How to Thoroughly Enjoy Alaska’s Top 5 Tourist Destinations
Insider travel tips are always the best.
If you’re headed up to Alaska this summer, take a moment to review our personal notes on the most popular attractions. Here they are:
Denali National Park
Take the shuttle bus instead of the (more expensive) tour bus. Sure, you won’t get a meal or a narrative, but the shuttle drivers will stop for wildlife viewing, restroom stops and beautiful scenery.
Bonus: unlike the tour buses, shuttle buses let you to get off and tromp around the park to your heart’s desire. To get back on, all you have to do is flag down another shuttle bus.
Be aware of the wildlife that roam freely in this spectacular wildlife preserve. Some of them bite. Or worse.
Denali Park Information: http://www.nps.gov/dena/planyourvisit/index.htm
Kenai Fjords National Park
Welcome to the Kenai Fjords — where mountains, ice and ocean collide into some of the most breathtaking scenery on Earth.
Most park visitors arrive via cruise boat for glacier and wildlife viewing, so the only way drive into Kenai Fjords is to take the Herman Leirer (Exit Glacier) Road. In either case, bring a good coat no matter the weather: it gets downright chilly.
Tip: Go in July or August for the best views, and be sure to book the cruise well in advance.
Kenai Fjords National Park Information: http://www.nps.gov/kefj/index.htm
Alaska Wildlife Conservation Center
The AWCC near Girdwood is a really cool place for anyone who’s ever wanted get up close and personal with truly wild animals you’d normally stay far away from (like bears, wolverines, oversized moose).
Most of the animals here are rescues that were injured and need rehabilitation. Some of these creatures get released and some are permanent residents.
Tip: The brown bear feeding is at 4:30, when the bears are most active. Don’t miss it.
AWCC Information: https://www.alaskawildlife.org/
Alaska Sealife Center
The Alaska Sealife Center in Seward is not only an aquarium, but also functions as a permanent rehab center for Alaska’s marine mammals.
You can choose multiple tours, but we very strongly recommend the puffin encounter. When’s the last time you came face to face with a puffin?
Alaska Sealife Center Information: http://www.alaskasealife.org/
Independence Mine State Historical Park
Hey, a free attraction! (if you don’t count the modest $5 parking fee, that is). Alaska used to be a gold miner mecca, and this “ghost town” in Hatcher’s Pass is an old, abandoned gold mine.
Tip #1: You can actually pan for gold if you have your own equipment. Just make sure to read the signs that point out the “it’s okay to mine for gold” areas.
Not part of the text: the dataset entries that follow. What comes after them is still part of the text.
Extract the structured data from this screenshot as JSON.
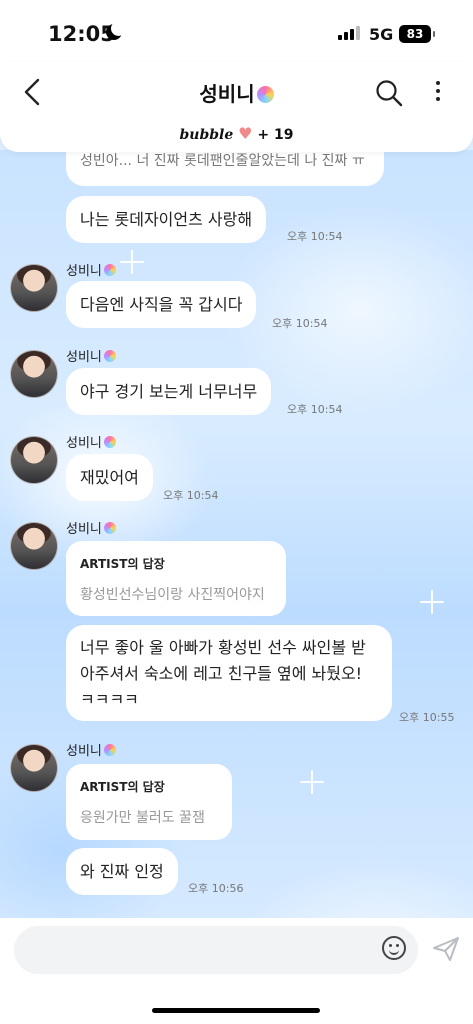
{
  "status_bar": {
    "time": "12:05",
    "network": "5G",
    "battery": "83"
  },
  "header": {
    "title": "성비니",
    "subscription_brand": "bubble",
    "subscription_extra": "+ 19",
    "icons": [
      "back-chevron-icon",
      "search-icon",
      "more-vertical-icon",
      "heart-icon",
      "lollipop-icon"
    ]
  },
  "messages": {
    "m0_text": "성빈아... 너 진짜 롯데팬인줄알았는데 나 진짜 ㅠ",
    "m1_text": "나는 롯데자이언츠 사랑해",
    "m1_time": "오후 10:54",
    "m2_sender": "성비니",
    "m2_text": "다음엔 사직을 꼭 갑시다",
    "m2_time": "오후 10:54",
    "m3_sender": "성비니",
    "m3_text": "야구 경기 보는게 너무너무",
    "m3_time": "오후 10:54",
    "m4_sender": "성비니",
    "m4_text": "재밌어여",
    "m4_time": "오후 10:54",
    "m5_sender": "성비니",
    "m5_reply_title": "ARTIST의 답장",
    "m5_reply_quote": "황성빈선수님이랑 사진찍어야지",
    "m5_text_line1": "너무 좋아 울 아빠가 황성빈 선수 싸인볼 받",
    "m5_text_line2": "아주셔서 숙소에 레고 친구들 옆에 놔뒀오!",
    "m5_text_line3": "ㅋㅋㅋㅋ",
    "m5_time": "오후 10:55",
    "m6_sender": "성비니",
    "m6_reply_title": "ARTIST의 답장",
    "m6_reply_quote": "응원가만 불러도 꿀잼",
    "m6_text": "와 진짜 인정",
    "m6_time": "오후 10:56"
  },
  "input": {
    "placeholder": ""
  },
  "colors": {
    "bubble_bg": "#ffffff",
    "chat_bg": "#cfe6ff",
    "heart": "#f08a8a",
    "time_text": "#777777"
  }
}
Tip #2: Take a short hike across from the park to the hanging lake. The Gold Cord Lake Trail is only 1 mile long and well worth the climb once you reach the top and walk alongside the hanging lake.